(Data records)

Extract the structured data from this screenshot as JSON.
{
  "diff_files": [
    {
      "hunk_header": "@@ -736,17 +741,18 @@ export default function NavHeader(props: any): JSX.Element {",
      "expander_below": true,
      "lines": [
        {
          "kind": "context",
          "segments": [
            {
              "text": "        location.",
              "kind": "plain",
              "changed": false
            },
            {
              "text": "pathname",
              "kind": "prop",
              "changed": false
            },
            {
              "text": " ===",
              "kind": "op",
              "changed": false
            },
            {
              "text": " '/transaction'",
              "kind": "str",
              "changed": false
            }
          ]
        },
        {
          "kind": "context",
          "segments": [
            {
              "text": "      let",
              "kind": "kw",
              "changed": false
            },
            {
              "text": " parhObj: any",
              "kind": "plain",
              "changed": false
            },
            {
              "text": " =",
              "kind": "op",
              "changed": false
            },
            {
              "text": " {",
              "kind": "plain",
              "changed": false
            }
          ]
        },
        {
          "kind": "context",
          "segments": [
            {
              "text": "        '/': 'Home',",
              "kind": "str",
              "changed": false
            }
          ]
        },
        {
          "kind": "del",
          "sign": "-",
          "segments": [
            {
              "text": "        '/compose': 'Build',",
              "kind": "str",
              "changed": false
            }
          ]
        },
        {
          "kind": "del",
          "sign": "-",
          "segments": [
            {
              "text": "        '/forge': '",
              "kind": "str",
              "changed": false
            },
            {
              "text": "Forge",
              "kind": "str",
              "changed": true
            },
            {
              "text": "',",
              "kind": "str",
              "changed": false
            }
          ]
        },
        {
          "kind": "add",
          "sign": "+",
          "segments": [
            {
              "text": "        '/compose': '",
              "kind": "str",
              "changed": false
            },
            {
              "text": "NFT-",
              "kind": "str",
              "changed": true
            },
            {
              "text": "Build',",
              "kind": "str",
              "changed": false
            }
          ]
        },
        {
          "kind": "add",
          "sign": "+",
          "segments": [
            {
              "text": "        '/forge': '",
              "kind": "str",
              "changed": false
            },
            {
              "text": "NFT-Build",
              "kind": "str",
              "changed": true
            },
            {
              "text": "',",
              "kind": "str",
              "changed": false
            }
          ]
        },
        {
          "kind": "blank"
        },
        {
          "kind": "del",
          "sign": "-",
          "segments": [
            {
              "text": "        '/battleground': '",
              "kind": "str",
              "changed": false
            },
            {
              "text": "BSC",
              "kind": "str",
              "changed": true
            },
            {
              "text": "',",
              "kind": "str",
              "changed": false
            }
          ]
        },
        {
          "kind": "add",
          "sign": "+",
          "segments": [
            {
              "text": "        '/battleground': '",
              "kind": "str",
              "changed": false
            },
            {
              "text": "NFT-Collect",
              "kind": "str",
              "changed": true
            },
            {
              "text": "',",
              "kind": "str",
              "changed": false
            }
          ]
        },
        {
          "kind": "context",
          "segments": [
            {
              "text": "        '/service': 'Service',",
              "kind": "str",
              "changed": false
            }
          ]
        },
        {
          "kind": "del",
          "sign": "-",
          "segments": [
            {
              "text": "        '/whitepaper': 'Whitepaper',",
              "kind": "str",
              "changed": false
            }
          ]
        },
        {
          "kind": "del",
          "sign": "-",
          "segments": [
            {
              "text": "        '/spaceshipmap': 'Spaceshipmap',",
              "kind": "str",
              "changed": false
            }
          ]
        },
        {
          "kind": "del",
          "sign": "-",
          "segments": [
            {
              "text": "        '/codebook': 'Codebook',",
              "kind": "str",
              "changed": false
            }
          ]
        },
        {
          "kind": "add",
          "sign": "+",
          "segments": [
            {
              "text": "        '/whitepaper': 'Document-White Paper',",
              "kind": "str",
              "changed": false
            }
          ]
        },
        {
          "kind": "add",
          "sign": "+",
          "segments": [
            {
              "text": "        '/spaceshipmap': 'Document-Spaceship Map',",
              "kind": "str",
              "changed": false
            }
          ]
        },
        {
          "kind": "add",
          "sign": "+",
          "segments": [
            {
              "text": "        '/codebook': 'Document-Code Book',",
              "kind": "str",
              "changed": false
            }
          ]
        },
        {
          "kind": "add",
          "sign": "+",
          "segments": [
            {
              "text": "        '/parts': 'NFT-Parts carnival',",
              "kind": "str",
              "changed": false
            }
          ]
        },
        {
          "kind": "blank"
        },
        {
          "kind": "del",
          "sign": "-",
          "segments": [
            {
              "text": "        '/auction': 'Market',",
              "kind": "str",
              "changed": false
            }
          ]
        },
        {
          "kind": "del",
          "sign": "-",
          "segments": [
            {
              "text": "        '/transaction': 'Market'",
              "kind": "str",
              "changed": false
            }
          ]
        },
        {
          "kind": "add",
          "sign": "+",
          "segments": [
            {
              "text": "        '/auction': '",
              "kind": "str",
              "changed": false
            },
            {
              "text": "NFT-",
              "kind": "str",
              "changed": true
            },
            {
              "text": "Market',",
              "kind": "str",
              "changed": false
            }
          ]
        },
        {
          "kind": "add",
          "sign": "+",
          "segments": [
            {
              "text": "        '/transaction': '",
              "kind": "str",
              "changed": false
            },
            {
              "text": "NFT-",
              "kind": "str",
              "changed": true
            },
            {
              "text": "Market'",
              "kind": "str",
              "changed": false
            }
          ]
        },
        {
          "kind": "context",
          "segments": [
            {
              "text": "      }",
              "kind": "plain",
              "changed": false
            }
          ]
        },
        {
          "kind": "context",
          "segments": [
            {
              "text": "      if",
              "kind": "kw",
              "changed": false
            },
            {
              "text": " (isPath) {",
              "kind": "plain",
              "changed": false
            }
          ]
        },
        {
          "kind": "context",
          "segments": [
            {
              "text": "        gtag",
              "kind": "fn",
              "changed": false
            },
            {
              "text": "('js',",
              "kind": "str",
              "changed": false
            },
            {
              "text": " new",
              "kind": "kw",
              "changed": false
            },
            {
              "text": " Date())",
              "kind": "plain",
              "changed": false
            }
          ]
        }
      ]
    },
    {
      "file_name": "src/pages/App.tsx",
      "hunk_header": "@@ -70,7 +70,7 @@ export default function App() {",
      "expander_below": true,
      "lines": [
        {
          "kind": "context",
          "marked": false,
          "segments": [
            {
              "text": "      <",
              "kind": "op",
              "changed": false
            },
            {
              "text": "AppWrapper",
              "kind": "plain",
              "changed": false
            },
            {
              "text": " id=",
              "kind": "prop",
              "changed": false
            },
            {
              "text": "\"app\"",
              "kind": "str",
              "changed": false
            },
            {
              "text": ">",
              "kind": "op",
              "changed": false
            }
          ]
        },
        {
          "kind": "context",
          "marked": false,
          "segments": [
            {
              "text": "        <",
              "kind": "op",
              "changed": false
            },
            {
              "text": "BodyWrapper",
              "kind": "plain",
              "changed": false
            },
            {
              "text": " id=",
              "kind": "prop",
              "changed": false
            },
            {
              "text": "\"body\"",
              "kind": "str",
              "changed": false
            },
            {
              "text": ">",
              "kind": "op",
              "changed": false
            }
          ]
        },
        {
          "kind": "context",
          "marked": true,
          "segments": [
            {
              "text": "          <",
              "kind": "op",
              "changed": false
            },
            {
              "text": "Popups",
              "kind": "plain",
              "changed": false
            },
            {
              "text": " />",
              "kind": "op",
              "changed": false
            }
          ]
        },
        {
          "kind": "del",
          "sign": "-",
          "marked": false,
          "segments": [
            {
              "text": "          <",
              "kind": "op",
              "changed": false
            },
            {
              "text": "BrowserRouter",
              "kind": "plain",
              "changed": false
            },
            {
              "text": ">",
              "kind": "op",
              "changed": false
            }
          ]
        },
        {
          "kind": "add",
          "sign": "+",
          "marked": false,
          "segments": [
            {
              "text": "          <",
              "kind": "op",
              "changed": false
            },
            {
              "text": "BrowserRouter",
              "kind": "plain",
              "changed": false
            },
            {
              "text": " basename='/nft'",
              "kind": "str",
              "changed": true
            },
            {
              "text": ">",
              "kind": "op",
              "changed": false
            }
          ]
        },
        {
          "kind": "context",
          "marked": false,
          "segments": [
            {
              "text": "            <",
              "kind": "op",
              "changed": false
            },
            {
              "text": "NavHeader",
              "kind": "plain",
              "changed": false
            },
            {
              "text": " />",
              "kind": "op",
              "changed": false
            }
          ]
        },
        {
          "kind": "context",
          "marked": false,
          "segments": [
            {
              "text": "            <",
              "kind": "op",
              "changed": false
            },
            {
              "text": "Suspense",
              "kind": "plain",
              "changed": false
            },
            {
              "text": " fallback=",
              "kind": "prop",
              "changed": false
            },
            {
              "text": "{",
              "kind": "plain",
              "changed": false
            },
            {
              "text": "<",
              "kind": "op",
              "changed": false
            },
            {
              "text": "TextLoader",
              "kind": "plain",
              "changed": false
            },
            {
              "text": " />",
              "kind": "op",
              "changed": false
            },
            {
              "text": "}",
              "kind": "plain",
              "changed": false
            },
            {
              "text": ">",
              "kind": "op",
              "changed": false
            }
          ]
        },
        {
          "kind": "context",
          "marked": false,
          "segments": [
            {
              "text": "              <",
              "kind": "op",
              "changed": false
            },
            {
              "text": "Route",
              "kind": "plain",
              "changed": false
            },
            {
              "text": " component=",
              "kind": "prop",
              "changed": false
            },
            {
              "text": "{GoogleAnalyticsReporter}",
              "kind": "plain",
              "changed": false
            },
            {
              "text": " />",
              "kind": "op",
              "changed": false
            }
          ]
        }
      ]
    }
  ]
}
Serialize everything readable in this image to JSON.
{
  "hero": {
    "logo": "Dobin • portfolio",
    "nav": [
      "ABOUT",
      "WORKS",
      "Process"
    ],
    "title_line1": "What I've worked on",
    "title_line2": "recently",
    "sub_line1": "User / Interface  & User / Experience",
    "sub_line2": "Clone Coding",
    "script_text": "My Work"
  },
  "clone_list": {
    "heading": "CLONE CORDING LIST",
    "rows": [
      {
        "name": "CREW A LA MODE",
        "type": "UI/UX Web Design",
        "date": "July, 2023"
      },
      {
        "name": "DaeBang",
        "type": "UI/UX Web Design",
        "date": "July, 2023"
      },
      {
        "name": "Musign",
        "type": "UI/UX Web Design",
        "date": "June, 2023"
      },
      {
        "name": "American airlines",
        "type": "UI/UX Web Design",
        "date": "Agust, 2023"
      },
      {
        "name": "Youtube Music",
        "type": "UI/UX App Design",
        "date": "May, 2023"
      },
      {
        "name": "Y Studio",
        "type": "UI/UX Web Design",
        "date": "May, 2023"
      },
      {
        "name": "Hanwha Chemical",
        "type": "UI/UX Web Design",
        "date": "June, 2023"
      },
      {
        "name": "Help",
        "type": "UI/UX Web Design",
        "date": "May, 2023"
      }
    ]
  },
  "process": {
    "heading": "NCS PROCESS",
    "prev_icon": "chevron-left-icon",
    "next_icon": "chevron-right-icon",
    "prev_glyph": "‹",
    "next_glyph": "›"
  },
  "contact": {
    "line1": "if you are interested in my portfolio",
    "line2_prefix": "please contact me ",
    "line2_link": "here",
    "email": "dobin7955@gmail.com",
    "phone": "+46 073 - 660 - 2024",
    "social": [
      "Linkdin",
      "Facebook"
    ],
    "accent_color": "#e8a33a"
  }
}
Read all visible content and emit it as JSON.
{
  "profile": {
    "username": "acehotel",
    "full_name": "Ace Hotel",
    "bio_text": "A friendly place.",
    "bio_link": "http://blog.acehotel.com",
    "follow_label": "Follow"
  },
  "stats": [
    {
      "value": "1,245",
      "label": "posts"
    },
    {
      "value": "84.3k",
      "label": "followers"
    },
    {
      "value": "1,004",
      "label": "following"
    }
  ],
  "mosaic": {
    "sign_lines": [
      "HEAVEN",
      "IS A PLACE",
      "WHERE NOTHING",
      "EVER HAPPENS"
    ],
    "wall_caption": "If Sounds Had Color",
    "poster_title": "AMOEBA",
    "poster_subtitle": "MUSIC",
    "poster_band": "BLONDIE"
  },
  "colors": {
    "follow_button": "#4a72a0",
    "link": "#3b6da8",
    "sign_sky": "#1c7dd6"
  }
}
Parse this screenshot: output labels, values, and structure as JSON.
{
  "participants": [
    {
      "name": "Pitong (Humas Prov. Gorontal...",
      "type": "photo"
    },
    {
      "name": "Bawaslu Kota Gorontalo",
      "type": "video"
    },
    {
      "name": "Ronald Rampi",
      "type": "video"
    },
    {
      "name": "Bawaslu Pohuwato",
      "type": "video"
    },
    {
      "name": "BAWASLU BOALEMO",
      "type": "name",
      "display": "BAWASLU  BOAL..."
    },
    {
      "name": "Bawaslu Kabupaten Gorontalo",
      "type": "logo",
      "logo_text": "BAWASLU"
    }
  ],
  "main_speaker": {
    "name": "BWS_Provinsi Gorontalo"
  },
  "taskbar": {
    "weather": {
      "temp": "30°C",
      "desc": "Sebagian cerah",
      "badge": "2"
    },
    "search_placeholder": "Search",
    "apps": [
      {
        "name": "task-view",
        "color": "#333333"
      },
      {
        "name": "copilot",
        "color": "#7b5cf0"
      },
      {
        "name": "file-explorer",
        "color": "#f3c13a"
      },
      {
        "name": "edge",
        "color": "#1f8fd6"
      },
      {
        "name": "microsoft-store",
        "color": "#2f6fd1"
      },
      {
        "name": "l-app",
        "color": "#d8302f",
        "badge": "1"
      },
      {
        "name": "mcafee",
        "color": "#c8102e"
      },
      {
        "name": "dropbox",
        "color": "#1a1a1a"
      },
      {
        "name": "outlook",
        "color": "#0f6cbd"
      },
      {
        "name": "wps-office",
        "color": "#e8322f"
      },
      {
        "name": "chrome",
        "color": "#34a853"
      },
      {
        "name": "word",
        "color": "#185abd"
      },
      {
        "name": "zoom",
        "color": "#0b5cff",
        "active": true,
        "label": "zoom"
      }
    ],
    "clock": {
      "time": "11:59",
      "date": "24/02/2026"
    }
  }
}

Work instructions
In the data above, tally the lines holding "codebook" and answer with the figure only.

Written response
2